Anti-viral responses are initiated following recognition of “danger” signals by the infected host. Viral molecular motifs denoting danger are normally present in the virus genome and are exposed during viral replication within the host cell. A number of cellular sensors of viral genomic motifs have been identified, including members of the Toll-like receptor and RIG-I-like helicase families. These sensors localize to different cellular compartments and are partially redundant in their specificity. The signaling initiated by the binding of pathogen-specific molecular motifs to the sensors is critical for the initiation of the immune response. However, despite the presence of high levels of viral danger signals, pathogenic viruses replicate to high titers in the host.
In studies designed to understand how pathogenic viruses evade the host immune response, Dr. López and collaborators observed that it takes more than two days before the host response to influenza or parainfluenza virus infection can be detected in mice . The delay in the onset of anti-viral immunity is presumably due to the presence of viral-encoded antagonists that counteract immune recognition by blocking detection and/or signaling by cellular sensors so that the virus can grow and spread successfully.
Dr. López’s group seeks to understand the cellular mechanisms that overcome viral antagonism of immune responses to pathogenic respiratory viruses, such as influenza, parainfluenza, and respiratory syncytial virus. The group is currently assessing the cellular response mediated by the viral sensors RIG-I and MDA5. Challenging the current paradigm, the group has shown that both proteins are involved in the response to parainfluenza virus  and they are currently investigating the specific role of each of these molecules in immune recognition and response to virus infection, as well as in overcoming viral immune antagonism. Dr. López is particularly interested in investigating cellular molecules that are involved in the efficient response to DIVGs.
Lung-Bone Marrow Axis: Essential role in anti-viral immunity.
Upon viral recognition and sensing of the infecting virus, infected cells produce cytokines and chemokines that promote the recruitment and activation of immune cells. Dr. López lab has shown that soon after a respiratory infection, molecules produced in the infected lung are transported through the blood to signal cells located in the distal bone marrow [4, 5]. Cells instructed in the bone marrow become resistant to virus infection and respond more efficiently to viral cues when recruited to the lung, thereby enhancing the innate immune response and facilitating the clearance of the virus.

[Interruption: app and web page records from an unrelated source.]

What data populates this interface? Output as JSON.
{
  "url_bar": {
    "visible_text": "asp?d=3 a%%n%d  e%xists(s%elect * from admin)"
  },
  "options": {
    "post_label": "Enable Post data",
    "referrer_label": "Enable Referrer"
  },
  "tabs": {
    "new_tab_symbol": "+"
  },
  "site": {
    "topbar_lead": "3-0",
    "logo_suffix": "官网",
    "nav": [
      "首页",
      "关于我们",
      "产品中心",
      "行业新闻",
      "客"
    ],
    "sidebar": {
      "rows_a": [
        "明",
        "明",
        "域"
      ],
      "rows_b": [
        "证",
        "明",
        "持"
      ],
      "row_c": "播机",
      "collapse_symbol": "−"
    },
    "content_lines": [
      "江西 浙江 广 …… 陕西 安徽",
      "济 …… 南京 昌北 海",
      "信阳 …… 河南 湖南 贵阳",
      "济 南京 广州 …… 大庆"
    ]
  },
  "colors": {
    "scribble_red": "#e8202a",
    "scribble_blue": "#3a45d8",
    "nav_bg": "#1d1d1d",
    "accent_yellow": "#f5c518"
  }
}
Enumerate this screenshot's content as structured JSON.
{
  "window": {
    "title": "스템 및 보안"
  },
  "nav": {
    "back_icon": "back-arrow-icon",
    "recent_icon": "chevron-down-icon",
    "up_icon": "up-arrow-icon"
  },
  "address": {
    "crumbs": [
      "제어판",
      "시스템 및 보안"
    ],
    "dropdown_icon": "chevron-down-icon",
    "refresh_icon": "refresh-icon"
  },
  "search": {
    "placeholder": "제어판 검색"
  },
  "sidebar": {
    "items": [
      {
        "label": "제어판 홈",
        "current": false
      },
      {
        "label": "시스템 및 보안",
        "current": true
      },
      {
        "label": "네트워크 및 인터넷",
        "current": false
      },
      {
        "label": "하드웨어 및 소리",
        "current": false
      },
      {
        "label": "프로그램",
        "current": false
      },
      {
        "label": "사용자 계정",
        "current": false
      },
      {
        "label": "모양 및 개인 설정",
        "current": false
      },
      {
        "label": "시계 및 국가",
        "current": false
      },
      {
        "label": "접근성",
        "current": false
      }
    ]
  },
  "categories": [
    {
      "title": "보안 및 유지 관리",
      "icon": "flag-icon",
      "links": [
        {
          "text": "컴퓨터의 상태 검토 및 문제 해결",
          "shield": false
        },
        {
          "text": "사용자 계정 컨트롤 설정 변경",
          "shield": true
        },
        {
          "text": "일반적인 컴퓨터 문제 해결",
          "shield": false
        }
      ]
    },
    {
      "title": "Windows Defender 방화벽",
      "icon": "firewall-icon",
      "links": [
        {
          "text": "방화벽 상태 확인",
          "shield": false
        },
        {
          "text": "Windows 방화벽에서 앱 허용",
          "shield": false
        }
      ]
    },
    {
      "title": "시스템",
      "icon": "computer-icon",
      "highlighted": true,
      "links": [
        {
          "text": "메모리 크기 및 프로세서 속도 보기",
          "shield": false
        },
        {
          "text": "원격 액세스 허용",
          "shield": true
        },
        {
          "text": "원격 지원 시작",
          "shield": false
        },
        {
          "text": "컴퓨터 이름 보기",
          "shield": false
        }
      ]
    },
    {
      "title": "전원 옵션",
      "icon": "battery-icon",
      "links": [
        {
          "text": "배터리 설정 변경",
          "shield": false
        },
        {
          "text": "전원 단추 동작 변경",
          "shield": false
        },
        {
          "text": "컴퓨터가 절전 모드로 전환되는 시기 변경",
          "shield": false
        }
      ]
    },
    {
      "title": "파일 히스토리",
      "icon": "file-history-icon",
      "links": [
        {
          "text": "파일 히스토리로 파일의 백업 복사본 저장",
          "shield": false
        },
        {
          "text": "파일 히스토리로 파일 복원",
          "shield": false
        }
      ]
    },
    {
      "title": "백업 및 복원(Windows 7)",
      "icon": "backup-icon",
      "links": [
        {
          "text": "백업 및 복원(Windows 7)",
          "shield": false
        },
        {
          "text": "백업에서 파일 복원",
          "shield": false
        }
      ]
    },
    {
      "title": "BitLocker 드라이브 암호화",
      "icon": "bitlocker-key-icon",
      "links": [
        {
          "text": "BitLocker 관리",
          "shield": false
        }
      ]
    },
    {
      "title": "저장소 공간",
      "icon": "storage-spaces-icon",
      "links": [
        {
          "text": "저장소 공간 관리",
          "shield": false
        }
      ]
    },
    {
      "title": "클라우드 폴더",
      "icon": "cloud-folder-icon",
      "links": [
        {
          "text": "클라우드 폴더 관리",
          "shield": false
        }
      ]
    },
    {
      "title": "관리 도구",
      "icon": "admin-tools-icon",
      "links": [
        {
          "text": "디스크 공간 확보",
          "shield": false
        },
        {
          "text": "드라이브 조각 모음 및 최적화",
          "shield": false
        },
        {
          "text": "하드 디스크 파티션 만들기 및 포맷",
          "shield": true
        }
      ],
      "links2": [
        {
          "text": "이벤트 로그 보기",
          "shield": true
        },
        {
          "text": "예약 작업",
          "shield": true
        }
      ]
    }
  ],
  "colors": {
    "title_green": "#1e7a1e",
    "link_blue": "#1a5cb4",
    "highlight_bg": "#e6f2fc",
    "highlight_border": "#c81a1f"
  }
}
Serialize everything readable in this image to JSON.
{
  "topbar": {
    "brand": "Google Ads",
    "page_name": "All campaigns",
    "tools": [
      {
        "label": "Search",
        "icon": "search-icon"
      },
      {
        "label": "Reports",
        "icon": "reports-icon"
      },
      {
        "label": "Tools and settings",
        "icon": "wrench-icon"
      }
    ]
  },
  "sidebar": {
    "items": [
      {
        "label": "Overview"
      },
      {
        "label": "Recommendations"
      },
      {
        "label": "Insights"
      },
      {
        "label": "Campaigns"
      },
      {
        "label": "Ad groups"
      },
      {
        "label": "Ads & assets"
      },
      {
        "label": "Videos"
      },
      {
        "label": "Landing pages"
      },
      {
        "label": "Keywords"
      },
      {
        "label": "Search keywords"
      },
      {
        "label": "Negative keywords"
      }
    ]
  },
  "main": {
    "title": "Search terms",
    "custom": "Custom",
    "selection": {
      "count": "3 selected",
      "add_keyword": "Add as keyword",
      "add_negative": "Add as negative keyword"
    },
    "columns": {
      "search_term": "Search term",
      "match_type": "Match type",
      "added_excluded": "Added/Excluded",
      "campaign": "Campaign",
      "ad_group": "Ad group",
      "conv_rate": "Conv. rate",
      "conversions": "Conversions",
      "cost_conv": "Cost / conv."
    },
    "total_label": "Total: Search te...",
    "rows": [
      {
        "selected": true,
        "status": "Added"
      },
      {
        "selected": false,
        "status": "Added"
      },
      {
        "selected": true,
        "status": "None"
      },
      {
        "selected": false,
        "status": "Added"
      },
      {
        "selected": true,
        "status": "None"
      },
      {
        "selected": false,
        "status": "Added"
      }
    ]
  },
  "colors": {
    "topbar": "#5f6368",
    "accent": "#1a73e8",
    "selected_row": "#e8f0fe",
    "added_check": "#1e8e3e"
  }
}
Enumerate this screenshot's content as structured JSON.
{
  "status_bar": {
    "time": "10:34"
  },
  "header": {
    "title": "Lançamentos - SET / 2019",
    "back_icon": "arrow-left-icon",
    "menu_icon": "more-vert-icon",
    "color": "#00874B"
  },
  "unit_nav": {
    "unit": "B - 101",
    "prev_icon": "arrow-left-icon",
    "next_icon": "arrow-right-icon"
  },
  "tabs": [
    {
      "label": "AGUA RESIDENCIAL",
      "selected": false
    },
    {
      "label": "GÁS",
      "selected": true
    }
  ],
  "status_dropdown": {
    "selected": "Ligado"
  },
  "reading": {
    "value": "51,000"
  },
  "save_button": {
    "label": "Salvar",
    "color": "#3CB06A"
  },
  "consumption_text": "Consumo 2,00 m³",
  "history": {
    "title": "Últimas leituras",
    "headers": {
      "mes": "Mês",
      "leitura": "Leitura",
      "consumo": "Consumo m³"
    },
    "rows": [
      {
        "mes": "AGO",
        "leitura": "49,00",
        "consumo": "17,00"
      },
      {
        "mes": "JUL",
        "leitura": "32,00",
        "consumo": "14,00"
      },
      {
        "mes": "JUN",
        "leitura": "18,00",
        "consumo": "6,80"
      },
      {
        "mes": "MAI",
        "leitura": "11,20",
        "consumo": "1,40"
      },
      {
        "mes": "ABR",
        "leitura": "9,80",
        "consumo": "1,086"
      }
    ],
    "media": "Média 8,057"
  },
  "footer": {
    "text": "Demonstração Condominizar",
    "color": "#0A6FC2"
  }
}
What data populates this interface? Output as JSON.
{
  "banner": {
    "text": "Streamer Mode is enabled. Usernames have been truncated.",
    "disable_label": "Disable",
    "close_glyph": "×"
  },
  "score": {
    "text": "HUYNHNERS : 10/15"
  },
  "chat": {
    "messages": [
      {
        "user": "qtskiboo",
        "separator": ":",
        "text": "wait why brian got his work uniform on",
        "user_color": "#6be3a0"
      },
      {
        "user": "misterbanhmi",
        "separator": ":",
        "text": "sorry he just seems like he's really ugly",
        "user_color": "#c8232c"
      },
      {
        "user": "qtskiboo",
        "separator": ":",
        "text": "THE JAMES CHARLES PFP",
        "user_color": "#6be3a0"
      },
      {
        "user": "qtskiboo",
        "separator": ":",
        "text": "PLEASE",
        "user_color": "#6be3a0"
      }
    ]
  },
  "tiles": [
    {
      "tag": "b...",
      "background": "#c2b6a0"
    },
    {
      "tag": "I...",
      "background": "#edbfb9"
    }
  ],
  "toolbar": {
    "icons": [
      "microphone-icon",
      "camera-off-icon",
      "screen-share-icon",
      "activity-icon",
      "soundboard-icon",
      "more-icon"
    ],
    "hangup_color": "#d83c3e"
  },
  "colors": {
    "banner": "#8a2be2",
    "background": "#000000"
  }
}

Dr. López group identified type I interferons as critical mediators of lung-bone marrow communication during viral infection [5, 4]. The group is currently interested in characterizing other mediators of the lung-bone marrow axis and in determining their role during the initial anti-viral response. In addition, they are investigating the specific effects of these signals in specific bone marrow cell populations.
Dr. López’s research is currently funded by the NIH/NIAID (R01AI083284 and R21AI083481). Her laboratory is located in the Hill Pavilion 337 and her office in Suite 318 Hill Pavilion.
1. Yount, J.S., et al., A novel role for viral-defective interfering particles in enhancing dendritic cell maturation. J Immunol, 2006. 177(7): p. 4503-13.
2. Yount, J.S., et al., MDA5 Participates in the Detection of Paramyxovirus Infection and Is Essential for the Early Activation of Dendritic Cells in Response to Sendai Virus Defective Interfering Particles. J Immunol, 2008. 180(7): p. 4910-8.
3. Moltedo, B., et al., Cutting edge: stealth influenza virus replication precedes the initiation of adaptive immunity. J Immunol, 2009. 183(6): p. 3569-73.
4. Hermesh, T., et al., Antiviral instruction of bone marrow leukocytes during respiratory viral infections. Cell Host Microbe, 2010. 7(5): p. 343-53.
5. Lopez, C.B. and T. Hermesh, Systemic responses during local viral infections: type I IFNs sound the alarm. Current opinion in immunology, 2011. 23(4): p. 495-9.